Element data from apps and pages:
::::

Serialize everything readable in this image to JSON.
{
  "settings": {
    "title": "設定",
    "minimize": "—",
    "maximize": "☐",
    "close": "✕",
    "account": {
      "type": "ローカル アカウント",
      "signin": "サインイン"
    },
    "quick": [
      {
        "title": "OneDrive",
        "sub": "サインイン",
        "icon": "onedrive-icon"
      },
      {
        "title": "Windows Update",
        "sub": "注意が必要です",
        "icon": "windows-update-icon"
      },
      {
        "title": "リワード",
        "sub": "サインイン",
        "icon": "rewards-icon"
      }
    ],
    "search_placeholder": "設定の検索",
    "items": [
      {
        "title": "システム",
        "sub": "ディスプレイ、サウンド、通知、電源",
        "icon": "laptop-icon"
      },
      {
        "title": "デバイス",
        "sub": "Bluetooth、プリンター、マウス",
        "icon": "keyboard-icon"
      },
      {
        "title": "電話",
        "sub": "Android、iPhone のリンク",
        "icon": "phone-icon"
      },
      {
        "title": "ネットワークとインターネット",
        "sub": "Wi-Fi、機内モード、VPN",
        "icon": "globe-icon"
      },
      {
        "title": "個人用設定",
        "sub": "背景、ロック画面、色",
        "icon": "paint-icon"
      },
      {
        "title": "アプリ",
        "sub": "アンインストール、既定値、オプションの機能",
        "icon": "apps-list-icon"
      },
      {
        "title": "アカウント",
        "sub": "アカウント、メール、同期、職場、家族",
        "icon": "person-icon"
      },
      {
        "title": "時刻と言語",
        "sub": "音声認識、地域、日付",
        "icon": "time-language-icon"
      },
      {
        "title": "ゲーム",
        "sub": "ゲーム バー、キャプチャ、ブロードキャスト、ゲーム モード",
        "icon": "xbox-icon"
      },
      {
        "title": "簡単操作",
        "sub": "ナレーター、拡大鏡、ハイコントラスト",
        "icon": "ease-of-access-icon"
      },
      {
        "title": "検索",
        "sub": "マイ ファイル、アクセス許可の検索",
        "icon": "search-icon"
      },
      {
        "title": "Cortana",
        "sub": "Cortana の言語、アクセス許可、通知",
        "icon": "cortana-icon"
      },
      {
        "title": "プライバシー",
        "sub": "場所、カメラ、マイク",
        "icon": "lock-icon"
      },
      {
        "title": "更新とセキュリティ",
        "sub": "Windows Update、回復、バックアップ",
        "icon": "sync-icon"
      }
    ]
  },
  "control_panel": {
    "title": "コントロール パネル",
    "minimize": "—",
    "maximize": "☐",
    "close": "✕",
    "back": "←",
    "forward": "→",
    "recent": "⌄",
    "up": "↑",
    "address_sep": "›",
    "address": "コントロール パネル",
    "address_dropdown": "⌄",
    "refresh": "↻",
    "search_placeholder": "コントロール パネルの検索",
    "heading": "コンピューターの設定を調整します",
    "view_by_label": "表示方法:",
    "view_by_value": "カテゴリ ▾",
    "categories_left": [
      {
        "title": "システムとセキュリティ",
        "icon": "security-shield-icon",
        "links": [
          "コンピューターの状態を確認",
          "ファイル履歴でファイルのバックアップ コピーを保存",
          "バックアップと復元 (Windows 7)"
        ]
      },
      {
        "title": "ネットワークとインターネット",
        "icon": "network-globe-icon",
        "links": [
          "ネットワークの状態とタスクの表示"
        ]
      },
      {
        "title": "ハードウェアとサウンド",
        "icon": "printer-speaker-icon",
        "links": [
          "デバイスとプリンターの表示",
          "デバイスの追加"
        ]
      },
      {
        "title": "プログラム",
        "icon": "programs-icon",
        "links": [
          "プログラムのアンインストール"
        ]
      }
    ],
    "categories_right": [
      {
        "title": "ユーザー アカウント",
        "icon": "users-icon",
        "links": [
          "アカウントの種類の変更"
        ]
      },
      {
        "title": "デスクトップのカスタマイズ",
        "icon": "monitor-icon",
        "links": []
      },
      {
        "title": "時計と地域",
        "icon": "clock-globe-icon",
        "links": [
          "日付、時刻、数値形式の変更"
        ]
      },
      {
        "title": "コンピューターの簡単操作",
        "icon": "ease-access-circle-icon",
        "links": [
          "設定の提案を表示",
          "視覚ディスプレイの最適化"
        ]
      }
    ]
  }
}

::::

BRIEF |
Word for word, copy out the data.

RESPONSE |
Serialize everything readable in this image to JSON.
{
  "settings": {
    "title": "設定",
    "minimize": "—",
    "maximize": "☐",
    "close": "✕",
    "account": {
      "type": "ローカル アカウント",
      "signin": "サインイン"
    },
    "quick": [
      {
        "title": "OneDrive",
        "sub": "サインイン",
        "icon": "onedrive-icon"
      },
      {
        "title": "Windows Update",
        "sub": "注意が必要です",
        "icon": "windows-update-icon"
      },
      {
        "title": "リワード",
        "sub": "サインイン",
        "icon": "rewards-icon"
      }
    ],
    "search_placeholder": "設定の検索",
    "items": [
      {
        "title": "システム",
        "sub": "ディスプレイ、サウンド、通知、電源",
        "icon": "laptop-icon"
      },
      {
        "title": "デバイス",
        "sub": "Bluetooth、プリンター、マウス",
        "icon": "keyboard-icon"
      },
      {
        "title": "電話",
        "sub": "Android、iPhone のリンク",
        "icon": "phone-icon"
      },
      {
        "title": "ネットワークとインターネット",
        "sub": "Wi-Fi、機内モード、VPN",
        "icon": "globe-icon"
      },
      {
        "title": "個人用設定",
        "sub": "背景、ロック画面、色",
        "icon": "paint-icon"
      },
      {
        "title": "アプリ",
        "sub": "アンインストール、既定値、オプションの機能",
        "icon": "apps-list-icon"
      },
      {
        "title": "アカウント",
        "sub": "アカウント、メール、同期、職場、家族",
        "icon": "person-icon"
      },
      {
        "title": "時刻と言語",
        "sub": "音声認識、地域、日付",
        "icon": "time-language-icon"
      },
      {
        "title": "ゲーム",
        "sub": "ゲーム バー、キャプチャ、ブロードキャスト、ゲーム モード",
        "icon": "xbox-icon"
      },
      {
        "title": "簡単操作",
        "sub": "ナレーター、拡大鏡、ハイコントラスト",
        "icon": "ease-of-access-icon"
      },
      {
        "title": "検索",
        "sub": "マイ ファイル、アクセス許可の検索",
        "icon": "search-icon"
      },
      {
        "title": "Cortana",
        "sub": "Cortana の言語、アクセス許可、通知",
        "icon": "cortana-icon"
      },
      {
        "title": "プライバシー",
        "sub": "場所、カメラ、マイク",
        "icon": "lock-icon"
      },
      {
        "title": "更新とセキュリティ",
        "sub": "Windows Update、回復、バックアップ",
        "icon": "sync-icon"
      }
    ]
  },
  "control_panel": {
    "title": "コントロール パネル",
    "minimize": "—",
    "maximize": "☐",
    "close": "✕",
    "back": "←",
    "forward": "→",
    "recent": "⌄",
    "up": "↑",
    "address_sep": "›",
    "address": "コントロール パネル",
    "address_dropdown": "⌄",
    "refresh": "↻",
    "search_placeholder": "コントロール パネルの検索",
    "heading": "コンピューターの設定を調整します",
    "view_by_label": "表示方法:",
    "view_by_value": "カテゴリ ▾",
    "categories_left": [
      {
        "title": "システムとセキュリティ",
        "icon": "security-shield-icon",
        "links": [
          "コンピューターの状態を確認",
          "ファイル履歴でファイルのバックアップ コピーを保存",
          "バックアップと復元 (Windows 7)"
        ]
      },
      {
        "title": "ネットワークとインターネット",
        "icon": "network-globe-icon",
        "links": [
          "ネットワークの状態とタスクの表示"
        ]
      },
      {
        "title": "ハードウェアとサウンド",
        "icon": "printer-speaker-icon",
        "links": [
          "デバイスとプリンターの表示",
          "デバイスの追加"
        ]
      },
      {
        "title": "プログラム",
        "icon": "programs-icon",
        "links": [
          "プログラムのアンインストール"
        ]
      }
    ],
    "categories_right": [
      {
        "title": "ユーザー アカウント",
        "icon": "users-icon",
        "links": [
          "アカウントの種類の変更"
        ]
      },
      {
        "title": "デスクトップのカスタマイズ",
        "icon": "monitor-icon",
        "links": []
      },
      {
        "title": "時計と地域",
        "icon": "clock-globe-icon",
        "links": [
          "日付、時刻、数値形式の変更"
        ]
      },
      {
        "title": "コンピューターの簡単操作",
        "icon": "ease-access-circle-icon",
        "links": [
          "設定の提案を表示",
          "視覚ディスプレイの最適化"
        ]
      }
    ]
  }
}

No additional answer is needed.